+++ Information shown +++

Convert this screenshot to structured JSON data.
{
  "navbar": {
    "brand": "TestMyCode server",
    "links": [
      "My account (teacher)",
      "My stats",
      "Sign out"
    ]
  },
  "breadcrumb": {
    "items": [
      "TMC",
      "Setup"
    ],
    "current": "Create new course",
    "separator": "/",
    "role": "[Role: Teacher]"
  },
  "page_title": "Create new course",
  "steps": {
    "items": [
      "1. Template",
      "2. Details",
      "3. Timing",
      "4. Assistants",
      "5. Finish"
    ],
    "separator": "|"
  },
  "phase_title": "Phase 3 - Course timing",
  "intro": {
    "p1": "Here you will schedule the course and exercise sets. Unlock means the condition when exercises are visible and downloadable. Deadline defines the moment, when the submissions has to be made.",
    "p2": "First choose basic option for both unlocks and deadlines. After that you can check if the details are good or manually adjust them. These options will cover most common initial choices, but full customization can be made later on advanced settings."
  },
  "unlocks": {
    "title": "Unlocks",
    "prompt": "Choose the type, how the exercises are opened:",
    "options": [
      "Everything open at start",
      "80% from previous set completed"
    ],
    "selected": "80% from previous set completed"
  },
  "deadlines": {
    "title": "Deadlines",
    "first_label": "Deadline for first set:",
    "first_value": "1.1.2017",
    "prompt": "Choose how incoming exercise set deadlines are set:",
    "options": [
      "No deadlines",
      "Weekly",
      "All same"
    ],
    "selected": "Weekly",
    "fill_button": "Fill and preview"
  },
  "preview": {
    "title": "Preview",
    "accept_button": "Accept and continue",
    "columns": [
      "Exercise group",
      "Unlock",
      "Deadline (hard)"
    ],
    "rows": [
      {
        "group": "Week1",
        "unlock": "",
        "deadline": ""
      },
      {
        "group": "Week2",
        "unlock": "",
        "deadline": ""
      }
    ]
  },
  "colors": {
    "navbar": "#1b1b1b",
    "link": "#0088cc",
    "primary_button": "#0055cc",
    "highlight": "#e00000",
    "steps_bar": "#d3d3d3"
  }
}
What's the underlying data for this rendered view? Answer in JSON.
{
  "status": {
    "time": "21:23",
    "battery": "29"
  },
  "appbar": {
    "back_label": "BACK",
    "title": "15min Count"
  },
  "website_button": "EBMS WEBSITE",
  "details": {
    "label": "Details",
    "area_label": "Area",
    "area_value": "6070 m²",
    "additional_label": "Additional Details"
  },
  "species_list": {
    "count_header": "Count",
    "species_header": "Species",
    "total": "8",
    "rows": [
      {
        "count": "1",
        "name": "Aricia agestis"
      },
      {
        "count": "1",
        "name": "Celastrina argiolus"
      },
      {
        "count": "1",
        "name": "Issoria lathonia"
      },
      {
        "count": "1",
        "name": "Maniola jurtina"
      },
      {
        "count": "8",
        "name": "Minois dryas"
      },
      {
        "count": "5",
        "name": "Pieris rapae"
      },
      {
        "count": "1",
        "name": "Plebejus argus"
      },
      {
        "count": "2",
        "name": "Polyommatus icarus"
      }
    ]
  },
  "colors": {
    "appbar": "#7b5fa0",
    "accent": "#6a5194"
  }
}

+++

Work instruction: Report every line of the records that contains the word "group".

Task answer:
      "Exercise group",
        "group": "Week1",
        "group": "Week2",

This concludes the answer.